*** Opening of Data for this exercise ***
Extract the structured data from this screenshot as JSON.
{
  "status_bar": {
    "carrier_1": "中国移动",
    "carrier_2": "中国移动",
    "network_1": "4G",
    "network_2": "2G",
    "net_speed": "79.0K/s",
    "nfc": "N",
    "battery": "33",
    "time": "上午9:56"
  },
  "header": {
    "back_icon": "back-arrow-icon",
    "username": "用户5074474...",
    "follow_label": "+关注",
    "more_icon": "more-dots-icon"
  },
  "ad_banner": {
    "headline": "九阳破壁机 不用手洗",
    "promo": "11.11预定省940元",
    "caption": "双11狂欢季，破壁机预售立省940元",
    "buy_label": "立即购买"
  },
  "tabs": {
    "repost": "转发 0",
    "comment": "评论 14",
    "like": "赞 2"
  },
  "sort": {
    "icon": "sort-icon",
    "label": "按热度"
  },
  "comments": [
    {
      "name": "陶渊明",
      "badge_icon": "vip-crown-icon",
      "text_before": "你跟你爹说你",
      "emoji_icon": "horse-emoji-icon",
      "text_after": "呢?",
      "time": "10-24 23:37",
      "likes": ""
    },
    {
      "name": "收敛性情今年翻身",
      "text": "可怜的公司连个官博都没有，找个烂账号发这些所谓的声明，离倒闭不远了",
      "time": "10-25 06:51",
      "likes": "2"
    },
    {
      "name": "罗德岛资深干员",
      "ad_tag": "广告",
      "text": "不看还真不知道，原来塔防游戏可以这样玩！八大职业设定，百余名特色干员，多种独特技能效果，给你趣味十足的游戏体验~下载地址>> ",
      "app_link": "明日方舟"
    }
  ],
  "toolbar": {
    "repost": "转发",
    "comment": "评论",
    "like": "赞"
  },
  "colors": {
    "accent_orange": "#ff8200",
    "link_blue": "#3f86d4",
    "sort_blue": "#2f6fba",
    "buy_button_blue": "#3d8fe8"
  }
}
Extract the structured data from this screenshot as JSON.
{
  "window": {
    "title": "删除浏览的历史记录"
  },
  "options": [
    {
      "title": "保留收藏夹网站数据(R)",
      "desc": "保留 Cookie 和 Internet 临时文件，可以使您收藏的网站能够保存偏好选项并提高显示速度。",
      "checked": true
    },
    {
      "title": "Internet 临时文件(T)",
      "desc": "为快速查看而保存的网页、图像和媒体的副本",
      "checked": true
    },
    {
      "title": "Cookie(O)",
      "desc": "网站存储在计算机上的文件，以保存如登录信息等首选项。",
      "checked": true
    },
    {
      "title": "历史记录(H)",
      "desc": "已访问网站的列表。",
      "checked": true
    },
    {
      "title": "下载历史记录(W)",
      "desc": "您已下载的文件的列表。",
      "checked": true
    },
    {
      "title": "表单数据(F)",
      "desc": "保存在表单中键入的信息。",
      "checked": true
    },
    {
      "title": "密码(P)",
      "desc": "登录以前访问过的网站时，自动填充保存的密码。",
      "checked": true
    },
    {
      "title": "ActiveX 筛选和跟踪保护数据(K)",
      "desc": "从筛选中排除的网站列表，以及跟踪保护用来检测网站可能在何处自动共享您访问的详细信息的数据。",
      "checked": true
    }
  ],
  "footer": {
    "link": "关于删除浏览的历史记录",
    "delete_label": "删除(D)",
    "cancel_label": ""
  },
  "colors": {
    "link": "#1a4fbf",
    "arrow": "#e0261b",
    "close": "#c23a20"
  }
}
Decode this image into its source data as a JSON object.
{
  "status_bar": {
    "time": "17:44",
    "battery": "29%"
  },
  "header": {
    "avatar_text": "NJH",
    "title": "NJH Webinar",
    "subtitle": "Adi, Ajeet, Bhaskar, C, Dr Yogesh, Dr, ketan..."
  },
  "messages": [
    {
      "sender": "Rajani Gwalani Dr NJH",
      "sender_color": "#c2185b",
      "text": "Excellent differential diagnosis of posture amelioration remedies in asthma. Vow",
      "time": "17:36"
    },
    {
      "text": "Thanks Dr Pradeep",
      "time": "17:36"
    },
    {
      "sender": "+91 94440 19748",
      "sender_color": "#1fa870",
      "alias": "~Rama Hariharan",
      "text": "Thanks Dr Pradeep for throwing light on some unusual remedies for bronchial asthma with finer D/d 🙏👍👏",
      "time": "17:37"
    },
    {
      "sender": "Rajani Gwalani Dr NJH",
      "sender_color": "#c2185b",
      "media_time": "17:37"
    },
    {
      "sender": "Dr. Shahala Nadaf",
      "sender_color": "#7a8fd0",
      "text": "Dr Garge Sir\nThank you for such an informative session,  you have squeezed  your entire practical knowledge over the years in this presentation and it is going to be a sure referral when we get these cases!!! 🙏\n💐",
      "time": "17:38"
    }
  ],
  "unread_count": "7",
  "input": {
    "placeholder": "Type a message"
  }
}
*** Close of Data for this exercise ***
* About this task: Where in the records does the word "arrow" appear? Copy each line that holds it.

* Answer to the exercise:
    "back_icon": "back-arrow-icon",
    "arrow": "#e0261b",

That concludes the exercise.